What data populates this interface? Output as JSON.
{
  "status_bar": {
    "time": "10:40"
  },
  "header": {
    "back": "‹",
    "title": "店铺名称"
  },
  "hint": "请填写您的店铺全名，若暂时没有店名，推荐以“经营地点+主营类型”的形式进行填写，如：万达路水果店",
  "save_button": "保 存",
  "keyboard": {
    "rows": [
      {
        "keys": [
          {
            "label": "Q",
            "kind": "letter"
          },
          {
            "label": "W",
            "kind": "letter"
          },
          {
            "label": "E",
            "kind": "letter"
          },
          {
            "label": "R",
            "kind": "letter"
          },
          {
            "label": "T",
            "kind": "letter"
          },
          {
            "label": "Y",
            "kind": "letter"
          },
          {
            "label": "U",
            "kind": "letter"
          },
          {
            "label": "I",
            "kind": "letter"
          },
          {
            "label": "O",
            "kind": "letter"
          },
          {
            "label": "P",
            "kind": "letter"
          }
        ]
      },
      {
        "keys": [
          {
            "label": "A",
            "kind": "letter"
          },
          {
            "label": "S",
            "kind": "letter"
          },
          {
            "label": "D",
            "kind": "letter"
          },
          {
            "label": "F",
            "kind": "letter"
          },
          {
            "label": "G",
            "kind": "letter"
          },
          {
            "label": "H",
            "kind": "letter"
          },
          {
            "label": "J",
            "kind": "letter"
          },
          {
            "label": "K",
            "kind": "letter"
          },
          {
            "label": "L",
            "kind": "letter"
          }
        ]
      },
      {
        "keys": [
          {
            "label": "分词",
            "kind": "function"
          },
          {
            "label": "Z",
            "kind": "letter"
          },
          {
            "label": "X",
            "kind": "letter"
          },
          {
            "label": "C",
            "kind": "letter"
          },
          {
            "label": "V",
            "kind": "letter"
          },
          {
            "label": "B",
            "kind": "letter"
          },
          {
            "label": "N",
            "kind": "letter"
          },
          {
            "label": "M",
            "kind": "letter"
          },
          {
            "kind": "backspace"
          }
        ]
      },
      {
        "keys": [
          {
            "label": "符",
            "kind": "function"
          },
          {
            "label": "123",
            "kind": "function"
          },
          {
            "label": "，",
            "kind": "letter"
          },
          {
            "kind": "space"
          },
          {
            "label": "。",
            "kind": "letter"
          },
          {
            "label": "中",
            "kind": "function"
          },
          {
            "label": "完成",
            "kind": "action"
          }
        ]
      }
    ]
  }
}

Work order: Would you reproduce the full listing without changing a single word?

Answer to this exercise:
What data populates this interface? Output as JSON.
{
  "status_bar": {
    "time": "10:40"
  },
  "header": {
    "back": "‹",
    "title": "店铺名称"
  },
  "hint": "请填写您的店铺全名，若暂时没有店名，推荐以“经营地点+主营类型”的形式进行填写，如：万达路水果店",
  "save_button": "保 存",
  "keyboard": {
    "rows": [
      {
        "keys": [
          {
            "label": "Q",
            "kind": "letter"
          },
          {
            "label": "W",
            "kind": "letter"
          },
          {
            "label": "E",
            "kind": "letter"
          },
          {
            "label": "R",
            "kind": "letter"
          },
          {
            "label": "T",
            "kind": "letter"
          },
          {
            "label": "Y",
            "kind": "letter"
          },
          {
            "label": "U",
            "kind": "letter"
          },
          {
            "label": "I",
            "kind": "letter"
          },
          {
            "label": "O",
            "kind": "letter"
          },
          {
            "label": "P",
            "kind": "letter"
          }
        ]
      },
      {
        "keys": [
          {
            "label": "A",
            "kind": "letter"
          },
          {
            "label": "S",
            "kind": "letter"
          },
          {
            "label": "D",
            "kind": "letter"
          },
          {
            "label": "F",
            "kind": "letter"
          },
          {
            "label": "G",
            "kind": "letter"
          },
          {
            "label": "H",
            "kind": "letter"
          },
          {
            "label": "J",
            "kind": "letter"
          },
          {
            "label": "K",
            "kind": "letter"
          },
          {
            "label": "L",
            "kind": "letter"
          }
        ]
      },
      {
        "keys": [
          {
            "label": "分词",
            "kind": "function"
          },
          {
            "label": "Z",
            "kind": "letter"
          },
          {
            "label": "X",
            "kind": "letter"
          },
          {
            "label": "C",
            "kind": "letter"
          },
          {
            "label": "V",
            "kind": "letter"
          },
          {
            "label": "B",
            "kind": "letter"
          },
          {
            "label": "N",
            "kind": "letter"
          },
          {
            "label": "M",
            "kind": "letter"
          },
          {
            "kind": "backspace"
          }
        ]
      },
      {
        "keys": [
          {
            "label": "符",
            "kind": "function"
          },
          {
            "label": "123",
            "kind": "function"
          },
          {
            "label": "，",
            "kind": "letter"
          },
          {
            "kind": "space"
          },
          {
            "label": "。",
            "kind": "letter"
          },
          {
            "label": "中",
            "kind": "function"
          },
          {
            "label": "完成",
            "kind": "action"
          }
        ]
      }
    ]
  }
}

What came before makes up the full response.